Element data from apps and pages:
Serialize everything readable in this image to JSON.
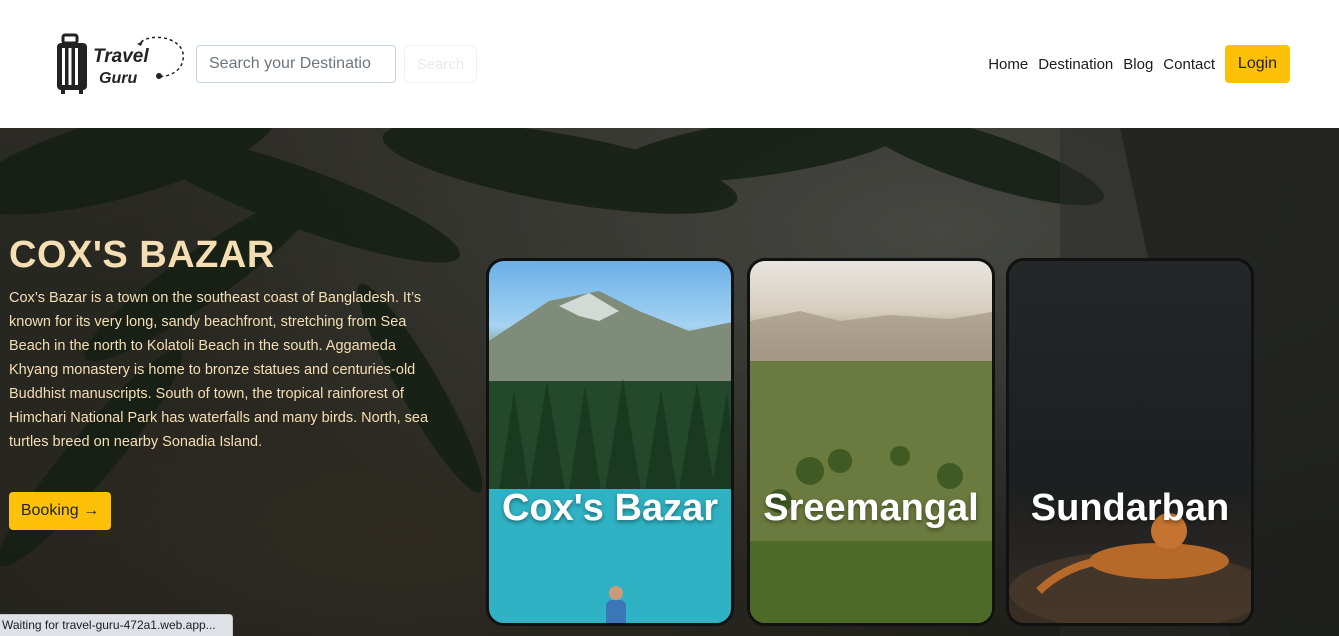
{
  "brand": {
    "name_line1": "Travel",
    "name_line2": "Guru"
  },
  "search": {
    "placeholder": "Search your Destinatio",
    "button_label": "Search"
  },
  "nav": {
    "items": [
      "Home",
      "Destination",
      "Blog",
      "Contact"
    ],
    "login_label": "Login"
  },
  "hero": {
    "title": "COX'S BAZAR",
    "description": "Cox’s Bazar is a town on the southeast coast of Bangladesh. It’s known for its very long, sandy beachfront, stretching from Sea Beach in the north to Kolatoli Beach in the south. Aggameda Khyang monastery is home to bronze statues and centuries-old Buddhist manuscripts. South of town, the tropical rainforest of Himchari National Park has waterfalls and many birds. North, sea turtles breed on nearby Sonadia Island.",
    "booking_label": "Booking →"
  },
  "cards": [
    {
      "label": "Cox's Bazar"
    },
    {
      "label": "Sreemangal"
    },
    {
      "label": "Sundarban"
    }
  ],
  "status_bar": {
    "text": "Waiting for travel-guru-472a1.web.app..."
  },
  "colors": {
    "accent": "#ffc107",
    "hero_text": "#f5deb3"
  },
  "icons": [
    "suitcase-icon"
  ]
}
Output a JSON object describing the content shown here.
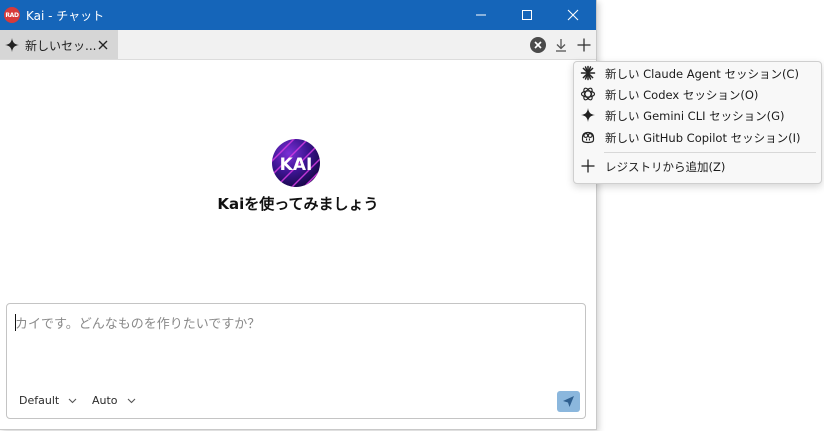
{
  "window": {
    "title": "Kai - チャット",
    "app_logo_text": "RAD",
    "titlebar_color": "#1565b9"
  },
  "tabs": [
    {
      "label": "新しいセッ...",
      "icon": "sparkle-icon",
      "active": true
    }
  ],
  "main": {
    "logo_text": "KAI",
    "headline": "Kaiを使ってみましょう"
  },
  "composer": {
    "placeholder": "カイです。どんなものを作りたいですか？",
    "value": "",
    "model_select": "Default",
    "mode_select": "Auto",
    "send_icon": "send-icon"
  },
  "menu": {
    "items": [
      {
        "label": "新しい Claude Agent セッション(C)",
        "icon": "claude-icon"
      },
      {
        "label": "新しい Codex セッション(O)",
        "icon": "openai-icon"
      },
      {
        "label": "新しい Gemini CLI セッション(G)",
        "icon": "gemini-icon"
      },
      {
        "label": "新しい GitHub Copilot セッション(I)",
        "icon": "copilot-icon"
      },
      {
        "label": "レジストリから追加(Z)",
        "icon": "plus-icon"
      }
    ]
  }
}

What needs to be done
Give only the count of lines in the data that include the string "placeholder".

Response area
2